Reminiscences by civil servants are often marred by the 'I' factor. The eagerness to justify their mistakes usually detracts from the credit side. Javid Chowdhury (The Insider's View-Penguin) falls outside the pattern. He does talk about the positions he held, but mostly to illustrate the wider philosophical view he presents about governance. His canvas is large and his approach analytical. This earns him the reader's trust.
He pays touching tributes to the government servants he came to admire -- from Atmarambhai, the headclerk so experienced and diligent that he was known as the 'working collector' to the famous M. G. Pimputkar, held in awe by IAS trainees for his sense of integrity. But he also criticises the tendency among sections of the higher civil service to butter up Corporate Captains for post-retirement sinecures. He decries lobbyists for not contributing "a lawful or ethical value addition" to cases under consideration. The lobbyist operates "through a mix of trade-offs and pay-offs".
Chowdhury shares with the reader the insights he gained from his vantage position. In the notorious Jain hawala case, 62 politicians and 18 government servants were found to be receiving hawala payments on a regular basis. These were not bribes on a quid pro quo basis as many of the recipients were not in positions of power at the time. In other words, there was no evident corruption in the transactions, but there were serious violation of foreign exchange laws.
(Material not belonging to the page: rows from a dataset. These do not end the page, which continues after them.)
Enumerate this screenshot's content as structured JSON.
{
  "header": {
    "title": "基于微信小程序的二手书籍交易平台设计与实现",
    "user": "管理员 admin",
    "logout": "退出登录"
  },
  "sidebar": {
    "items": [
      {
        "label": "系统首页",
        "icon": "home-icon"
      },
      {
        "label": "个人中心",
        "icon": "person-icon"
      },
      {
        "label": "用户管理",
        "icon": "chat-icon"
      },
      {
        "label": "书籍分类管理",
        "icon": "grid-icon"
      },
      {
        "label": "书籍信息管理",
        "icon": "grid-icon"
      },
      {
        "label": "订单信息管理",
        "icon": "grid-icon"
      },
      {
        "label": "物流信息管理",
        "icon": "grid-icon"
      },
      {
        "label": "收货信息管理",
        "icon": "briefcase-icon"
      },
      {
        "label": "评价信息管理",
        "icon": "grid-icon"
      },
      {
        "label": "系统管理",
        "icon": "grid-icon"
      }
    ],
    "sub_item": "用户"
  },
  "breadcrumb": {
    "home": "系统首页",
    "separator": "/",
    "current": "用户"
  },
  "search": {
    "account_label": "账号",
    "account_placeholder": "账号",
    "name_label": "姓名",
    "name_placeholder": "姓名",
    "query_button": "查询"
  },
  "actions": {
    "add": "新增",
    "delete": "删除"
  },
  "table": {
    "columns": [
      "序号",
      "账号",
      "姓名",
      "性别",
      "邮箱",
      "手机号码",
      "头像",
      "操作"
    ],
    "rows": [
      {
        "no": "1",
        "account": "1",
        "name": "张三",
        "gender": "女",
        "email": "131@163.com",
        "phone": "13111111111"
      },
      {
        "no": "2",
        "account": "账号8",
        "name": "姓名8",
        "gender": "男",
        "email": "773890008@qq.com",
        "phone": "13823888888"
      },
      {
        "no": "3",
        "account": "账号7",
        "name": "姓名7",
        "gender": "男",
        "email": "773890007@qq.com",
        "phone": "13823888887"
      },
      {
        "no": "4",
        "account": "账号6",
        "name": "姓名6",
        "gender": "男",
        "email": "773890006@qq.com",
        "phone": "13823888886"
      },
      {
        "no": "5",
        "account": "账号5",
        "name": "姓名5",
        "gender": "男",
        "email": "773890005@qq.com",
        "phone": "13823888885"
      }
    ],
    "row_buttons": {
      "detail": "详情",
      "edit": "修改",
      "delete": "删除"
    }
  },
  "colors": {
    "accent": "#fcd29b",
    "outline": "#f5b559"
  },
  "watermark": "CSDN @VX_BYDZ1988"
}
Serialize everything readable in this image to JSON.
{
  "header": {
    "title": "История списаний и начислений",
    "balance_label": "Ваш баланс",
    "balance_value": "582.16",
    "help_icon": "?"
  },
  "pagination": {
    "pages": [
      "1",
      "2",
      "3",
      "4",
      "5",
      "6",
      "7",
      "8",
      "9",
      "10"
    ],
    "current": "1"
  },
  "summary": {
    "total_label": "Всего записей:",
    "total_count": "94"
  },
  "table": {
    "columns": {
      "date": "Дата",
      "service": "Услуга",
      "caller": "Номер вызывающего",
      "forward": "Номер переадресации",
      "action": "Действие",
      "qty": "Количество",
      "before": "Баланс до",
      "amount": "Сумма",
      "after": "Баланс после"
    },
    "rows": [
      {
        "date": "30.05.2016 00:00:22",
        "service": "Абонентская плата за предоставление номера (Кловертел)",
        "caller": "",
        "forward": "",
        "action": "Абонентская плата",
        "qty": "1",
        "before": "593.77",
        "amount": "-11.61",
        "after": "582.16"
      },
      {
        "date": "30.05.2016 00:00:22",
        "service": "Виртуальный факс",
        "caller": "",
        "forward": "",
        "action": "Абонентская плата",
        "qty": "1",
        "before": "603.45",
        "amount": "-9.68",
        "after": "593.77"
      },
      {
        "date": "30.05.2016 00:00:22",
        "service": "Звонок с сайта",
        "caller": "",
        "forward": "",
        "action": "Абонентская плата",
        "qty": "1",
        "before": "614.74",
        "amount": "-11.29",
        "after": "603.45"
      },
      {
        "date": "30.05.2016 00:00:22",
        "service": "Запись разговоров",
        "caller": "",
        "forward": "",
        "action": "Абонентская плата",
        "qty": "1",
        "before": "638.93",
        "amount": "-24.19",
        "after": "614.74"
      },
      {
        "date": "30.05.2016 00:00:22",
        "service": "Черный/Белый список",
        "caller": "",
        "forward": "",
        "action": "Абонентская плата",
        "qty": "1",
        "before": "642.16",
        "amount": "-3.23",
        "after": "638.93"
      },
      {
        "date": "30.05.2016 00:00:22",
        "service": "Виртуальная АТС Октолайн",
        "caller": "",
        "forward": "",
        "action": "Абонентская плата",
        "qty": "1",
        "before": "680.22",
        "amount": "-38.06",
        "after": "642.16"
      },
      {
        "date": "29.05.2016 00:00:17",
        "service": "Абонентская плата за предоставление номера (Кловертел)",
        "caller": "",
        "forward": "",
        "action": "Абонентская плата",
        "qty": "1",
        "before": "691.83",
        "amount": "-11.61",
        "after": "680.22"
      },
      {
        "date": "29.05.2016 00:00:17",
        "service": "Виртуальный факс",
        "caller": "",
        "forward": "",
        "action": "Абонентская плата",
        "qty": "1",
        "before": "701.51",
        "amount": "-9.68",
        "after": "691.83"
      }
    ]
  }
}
Yet the CBI pursued the cases under the Prevention of Corruption Act and the cases "were thrown out by the court at the threshold itself". Chowdhury cites provisions of the much stricter Foreign Exchange Regulation Act and asserts that prosecution under FERA would have produced immediate results. So why didn't the CBI do so? Good question.
For that matter, how many of us knew that the Indo-US Rupee-Rouble Trade Agreement was "the largest value foreign exchange scam using a single modus operandi that has been played out in the history of India"? It led to "the draining away of about 40 million US dollars from the country in one year".
India imported defence equipment from Russia against rupees, but under an arbitrarily denominated exchange rate. Russia built up a huge credit balance which it surreptitiously auctioned off for payment in US dollars. Officials in both countries benefited and so did the Russian Government and financial fixers. The losers were Indians.
Chowdhury, who was Director of Enforcement then, proposed a simple solution to keep out the racketeers. An unusually quick reply from the Department of Revenue expressed outrage at the suggestion. Evidently top officials were interested in the racket.
Somewhat shyly, Chowdhury records that the Rupee-Rouble Agreement was negotiated and many revisions made in the period when Manmohan Singh held a series of positions in the financial sector, from Secretary of the Department of Economic Affairs to Finance Secretary and finally Finance Minister. He makes no comment other than that the nature and size of the scam were known to the top people.
Javid Chowdhury is a Gujarati and he has much to say about Narendra Modi's ideas and actions. He says it with his usual adherence to the facts he knew. Here's a gem. He was Secretary in the Union Health Ministry at the time of the 2002 riots. Modi did not allow the Union Health Minister to visit Shah Alam relief camp; the state health minister threatened to jump out of the car if the central minister insisted on visiting the camp.
Providing a succinct account of the caste history of Gujarati politics, Chowdhury says that "Narendrabhai is from a sub-sect [ of the OBC category] that is particularly excluded from the power structure" which makes his rise in the upper-caste oriented BJP "a freak deviation". He faults Modi for "his several ethical incapacities". But his main criticism is that Modi has little concept of the science of public administration, that his centralised model of governance will eventually leave Gujarat an administrative wasteland. In this year of election hype, who has ears to hear?